For Europeans, the image of Black America has had many meanings, many textures. Join us for a discussion right around Martin Luther King Day on the significance of the struggle for racial justice on both sides of the Atlantic.

Date & Time

Jan. 19, 2021
9:00am – 10:00am ET
This event will be webcast live

What Black America Means for Europe

More than a half century ago, Martin Luther King Jr. visited the divided Cold War city of Berlin, passing through the barbed-wire walls that separated Germany, Europe and the world to speak about the need to overcome humanity’s divisions.

King’s visit was emblematic of a European tradition of political identification with black America, particularly during times of political crisis and social upheaval. That tradition came to life again last year, when crowds gathered across Europe to express their solidarity with Americans protesting the murders of Breonna Taylor and George Floyd.
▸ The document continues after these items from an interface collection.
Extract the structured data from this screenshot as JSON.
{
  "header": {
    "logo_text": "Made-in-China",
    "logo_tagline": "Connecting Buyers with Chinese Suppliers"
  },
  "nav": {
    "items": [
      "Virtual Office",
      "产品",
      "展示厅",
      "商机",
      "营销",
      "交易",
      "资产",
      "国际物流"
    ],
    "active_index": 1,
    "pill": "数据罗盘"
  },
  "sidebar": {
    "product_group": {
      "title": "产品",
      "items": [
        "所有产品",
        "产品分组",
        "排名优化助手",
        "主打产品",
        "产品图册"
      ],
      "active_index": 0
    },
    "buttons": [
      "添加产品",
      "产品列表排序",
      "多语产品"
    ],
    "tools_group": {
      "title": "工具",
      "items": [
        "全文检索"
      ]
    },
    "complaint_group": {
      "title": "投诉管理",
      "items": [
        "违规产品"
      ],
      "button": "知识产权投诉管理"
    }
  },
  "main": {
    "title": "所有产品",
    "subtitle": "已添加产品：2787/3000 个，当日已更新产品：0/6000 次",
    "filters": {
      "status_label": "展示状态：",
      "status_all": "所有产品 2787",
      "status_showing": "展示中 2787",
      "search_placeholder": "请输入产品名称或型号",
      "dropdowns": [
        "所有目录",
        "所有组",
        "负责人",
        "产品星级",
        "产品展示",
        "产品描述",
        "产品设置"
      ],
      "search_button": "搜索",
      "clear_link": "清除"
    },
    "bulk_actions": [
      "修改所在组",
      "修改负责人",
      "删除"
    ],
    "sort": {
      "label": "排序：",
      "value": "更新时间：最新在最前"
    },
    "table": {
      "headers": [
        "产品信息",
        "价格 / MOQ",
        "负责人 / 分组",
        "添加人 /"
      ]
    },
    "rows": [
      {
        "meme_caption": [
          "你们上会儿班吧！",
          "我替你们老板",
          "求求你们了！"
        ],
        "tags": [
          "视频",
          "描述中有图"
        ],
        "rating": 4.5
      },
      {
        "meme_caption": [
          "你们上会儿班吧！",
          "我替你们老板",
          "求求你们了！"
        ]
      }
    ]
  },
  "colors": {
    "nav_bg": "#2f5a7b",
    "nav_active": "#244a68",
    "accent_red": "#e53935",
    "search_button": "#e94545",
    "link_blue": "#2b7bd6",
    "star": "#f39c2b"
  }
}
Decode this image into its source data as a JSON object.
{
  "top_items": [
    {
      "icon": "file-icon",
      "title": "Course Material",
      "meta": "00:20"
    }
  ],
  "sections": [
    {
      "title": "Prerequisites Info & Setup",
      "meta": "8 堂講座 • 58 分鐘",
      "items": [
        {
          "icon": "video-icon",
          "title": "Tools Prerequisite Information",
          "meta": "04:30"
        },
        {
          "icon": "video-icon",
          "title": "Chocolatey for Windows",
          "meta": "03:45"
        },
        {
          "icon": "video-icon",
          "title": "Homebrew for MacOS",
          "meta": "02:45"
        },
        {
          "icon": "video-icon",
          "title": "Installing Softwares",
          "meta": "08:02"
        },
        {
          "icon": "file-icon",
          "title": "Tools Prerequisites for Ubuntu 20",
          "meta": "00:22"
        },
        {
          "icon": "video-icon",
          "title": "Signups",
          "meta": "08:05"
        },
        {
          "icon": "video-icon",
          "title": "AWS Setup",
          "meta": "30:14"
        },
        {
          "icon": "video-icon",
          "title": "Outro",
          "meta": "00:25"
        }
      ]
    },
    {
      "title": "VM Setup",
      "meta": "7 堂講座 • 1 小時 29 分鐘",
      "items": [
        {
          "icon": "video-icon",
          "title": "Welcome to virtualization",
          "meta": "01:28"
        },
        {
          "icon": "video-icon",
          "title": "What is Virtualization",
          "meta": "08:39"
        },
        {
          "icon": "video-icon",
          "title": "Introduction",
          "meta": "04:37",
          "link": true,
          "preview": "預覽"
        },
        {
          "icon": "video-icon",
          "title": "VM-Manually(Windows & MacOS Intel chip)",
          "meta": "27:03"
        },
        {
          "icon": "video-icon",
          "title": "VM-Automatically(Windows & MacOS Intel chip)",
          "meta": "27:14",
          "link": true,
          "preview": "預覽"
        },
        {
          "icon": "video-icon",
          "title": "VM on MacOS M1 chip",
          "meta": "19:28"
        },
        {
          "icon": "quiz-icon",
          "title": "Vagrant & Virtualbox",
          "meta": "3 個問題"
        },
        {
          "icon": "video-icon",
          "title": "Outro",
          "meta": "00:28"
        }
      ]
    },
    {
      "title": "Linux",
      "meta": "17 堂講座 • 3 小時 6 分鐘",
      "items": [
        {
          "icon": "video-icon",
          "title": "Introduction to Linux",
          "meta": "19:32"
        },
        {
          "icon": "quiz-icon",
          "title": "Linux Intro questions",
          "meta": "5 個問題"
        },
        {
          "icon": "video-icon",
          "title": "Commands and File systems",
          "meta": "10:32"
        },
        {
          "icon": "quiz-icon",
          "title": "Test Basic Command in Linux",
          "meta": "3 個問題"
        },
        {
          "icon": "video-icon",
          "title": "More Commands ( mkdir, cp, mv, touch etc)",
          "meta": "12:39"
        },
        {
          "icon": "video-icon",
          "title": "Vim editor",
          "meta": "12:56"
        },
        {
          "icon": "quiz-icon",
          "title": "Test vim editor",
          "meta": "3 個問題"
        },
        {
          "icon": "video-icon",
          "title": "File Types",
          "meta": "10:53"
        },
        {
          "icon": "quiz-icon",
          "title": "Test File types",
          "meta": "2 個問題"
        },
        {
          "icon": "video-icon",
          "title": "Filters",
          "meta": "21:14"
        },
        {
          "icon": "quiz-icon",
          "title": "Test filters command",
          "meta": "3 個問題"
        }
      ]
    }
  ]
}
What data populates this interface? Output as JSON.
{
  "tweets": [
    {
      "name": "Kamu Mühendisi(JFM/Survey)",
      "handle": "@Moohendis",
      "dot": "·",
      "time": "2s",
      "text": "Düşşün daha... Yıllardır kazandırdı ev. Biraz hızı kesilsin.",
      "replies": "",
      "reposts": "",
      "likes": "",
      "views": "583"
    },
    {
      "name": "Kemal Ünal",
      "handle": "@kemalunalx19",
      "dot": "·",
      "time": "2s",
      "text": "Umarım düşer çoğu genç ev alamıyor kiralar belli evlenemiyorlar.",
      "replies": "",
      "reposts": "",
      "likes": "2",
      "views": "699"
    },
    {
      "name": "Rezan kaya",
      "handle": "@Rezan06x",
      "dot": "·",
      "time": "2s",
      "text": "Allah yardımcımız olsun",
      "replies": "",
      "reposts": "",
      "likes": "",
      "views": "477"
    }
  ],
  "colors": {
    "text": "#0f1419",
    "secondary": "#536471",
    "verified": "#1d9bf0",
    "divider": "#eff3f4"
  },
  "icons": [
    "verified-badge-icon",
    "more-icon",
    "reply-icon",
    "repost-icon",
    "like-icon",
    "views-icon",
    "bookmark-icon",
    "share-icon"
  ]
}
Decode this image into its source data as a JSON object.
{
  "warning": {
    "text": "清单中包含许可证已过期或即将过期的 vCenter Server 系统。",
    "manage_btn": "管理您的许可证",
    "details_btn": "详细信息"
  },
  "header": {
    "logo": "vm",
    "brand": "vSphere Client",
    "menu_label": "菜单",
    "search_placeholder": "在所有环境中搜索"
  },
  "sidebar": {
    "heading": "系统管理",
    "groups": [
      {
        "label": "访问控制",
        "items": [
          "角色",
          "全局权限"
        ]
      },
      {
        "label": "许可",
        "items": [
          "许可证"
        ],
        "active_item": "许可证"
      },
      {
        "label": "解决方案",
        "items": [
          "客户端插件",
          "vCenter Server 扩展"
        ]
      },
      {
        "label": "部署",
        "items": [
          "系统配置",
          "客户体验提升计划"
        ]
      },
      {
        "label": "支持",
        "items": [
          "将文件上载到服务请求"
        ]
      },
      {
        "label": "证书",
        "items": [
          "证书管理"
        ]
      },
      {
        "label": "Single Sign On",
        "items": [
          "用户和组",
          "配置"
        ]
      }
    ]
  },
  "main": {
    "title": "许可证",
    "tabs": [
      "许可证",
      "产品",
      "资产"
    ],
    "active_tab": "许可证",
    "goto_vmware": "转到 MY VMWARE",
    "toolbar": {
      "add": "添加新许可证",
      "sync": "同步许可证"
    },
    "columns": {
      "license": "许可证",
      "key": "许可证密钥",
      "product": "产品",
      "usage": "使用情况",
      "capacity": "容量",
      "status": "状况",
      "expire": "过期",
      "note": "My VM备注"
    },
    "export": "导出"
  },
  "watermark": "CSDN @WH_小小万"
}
For Europeans, the image of Black America has had many meanings, many textures. Does it show the gulf between American aspirations and American achievements? Does it fuel and empower European traditions of solidarity and anti-racism, or is it a diversion from Europe’s own colonial past, its racist present, and its own history of exporting racism around the world? These questions are growing in importance as the number of Europeans of color rises, as do levels of incarceration, deprivation and poverty, and as struggles for racial justice intertwine on both sides of the Atlantic.

Join us for a discussion of What Black America Means for Europe with our distinguished scholars.

This event is co-sponsored by Black@Wilson.

Hosted By

Global Europe Program

The Global Europe Program addresses vital issues affecting the European continent, U.S.-European relations, and Europe’s ties with the rest of the world. It does this through scholars-in-residence, seminars, policy study groups, media commentary, international conferences and publications. Activities cover a wide range of topics, from the role of NATO, the European Union and the OSCE to European energy security, trade disputes, challenges to democracy, and counter-terrorism. The program investigates European approaches to policy issues of importance to the United States, including globalization, digital transformation, climate, migration, global governance, and relations with Russia and Eurasia, China and the Indo-Pacific, the Middle East and Africa.  Read more